"The weather out at sea was a little rough,"said Gary Rives, a spokesman for the Coast Guard. As is a customary practice for such ships, the captain decided to postpone the journey, so guests do not have to ride over choppy water, he said. "It's no emergency; they are probably going to leave this afternoon," Rives said.
The ship's course was due to intersect with the path of Hurricane Kyle. The Category 1 storm is churning up the northeast coast.
The Queen Mary 2 was supposed to have departed yesterday afternoon for its seven-day cruise of New England and Canada, but postponed departure from Brooklyn Pier Cruise Terminal 12, according to a representative for the Cunard Cruise Line. The delay forced the cancellation of Portland, Maine, from the itinerary.
"Obviously this is a big storm; for the sake and comfort of our pasangers, the commodore felt it made sense for them to delay the sailing," said Jackie Chase, a spokeswoman for the Cunard Line. "The ship is monitoring the weather very closely."
By this evening, Hurricane Kyle will reach the Gulf of Maine, according to Accuweather. The Maine/Nova Scotia border, southeastern Massachusetts, eastern Maine and the Canadian Maritimes will be in store for some rough weather because of the storm.

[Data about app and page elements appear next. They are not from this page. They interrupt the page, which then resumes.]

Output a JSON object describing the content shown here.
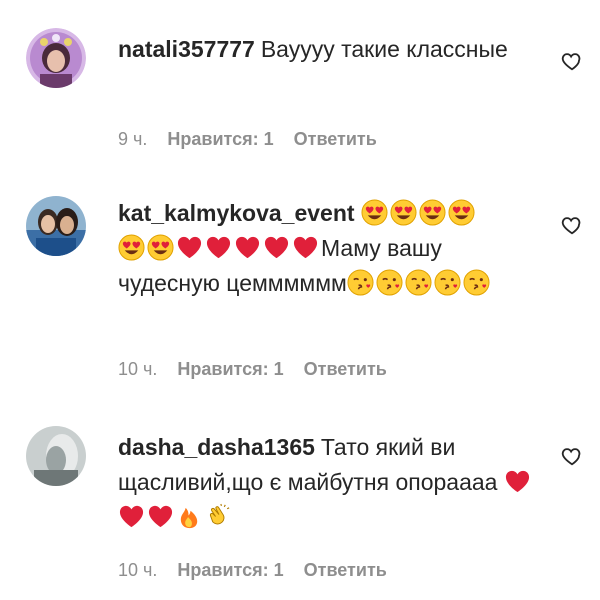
{
  "comments": [
    {
      "username": "natali357777",
      "text_1": "Вауууу такие классные",
      "time": "9 ч.",
      "likes": "Нравится: 1",
      "reply": "Ответить"
    },
    {
      "username": "kat_kalmykova_event",
      "text_1": "Маму вашу чудесную цемммммм",
      "emoji_1": [
        "heart-eyes-emoji",
        "heart-eyes-emoji",
        "heart-eyes-emoji",
        "heart-eyes-emoji",
        "heart-eyes-emoji",
        "heart-eyes-emoji",
        "red-heart-emoji",
        "red-heart-emoji",
        "red-heart-emoji",
        "red-heart-emoji",
        "red-heart-emoji"
      ],
      "emoji_2": [
        "kiss-emoji",
        "kiss-emoji",
        "kiss-emoji",
        "kiss-emoji",
        "kiss-emoji"
      ],
      "time": "10 ч.",
      "likes": "Нравится: 1",
      "reply": "Ответить"
    },
    {
      "username": "dasha_dasha1365",
      "text_1": "Тато який ви щасливий,що є майбутня опорааaa",
      "emoji_1": [
        "red-heart-emoji",
        "red-heart-emoji",
        "red-heart-emoji",
        "fire-emoji",
        "clapping-hands-emoji"
      ],
      "time": "10 ч.",
      "likes": "Нравится: 1",
      "reply": "Ответить"
    }
  ],
  "colors": {
    "text": "#262626",
    "meta": "#8e8e8e",
    "heart": "#e0203a",
    "emoji_face": "#ffcc33"
  }
}
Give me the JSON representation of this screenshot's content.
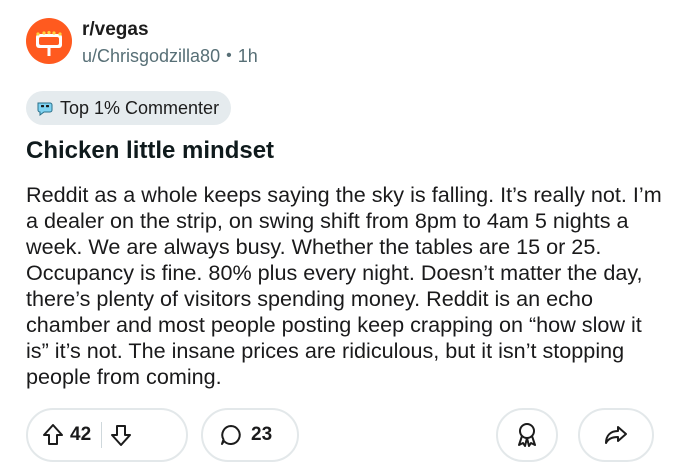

The Queen Mary 2, which cost $800 million and entered service in January 2004, is billed by Cunard as the grandest ocean liner ever built. The ship, which can carry 2,592 guests, is 1,132 feet long (that is nearly the height of the Empire State Building). The vessel has a crew of 1,200 people. It cruises at 28.5 knots and has an extra thick steel hull for strength and stability during trans-Atlantic crossings.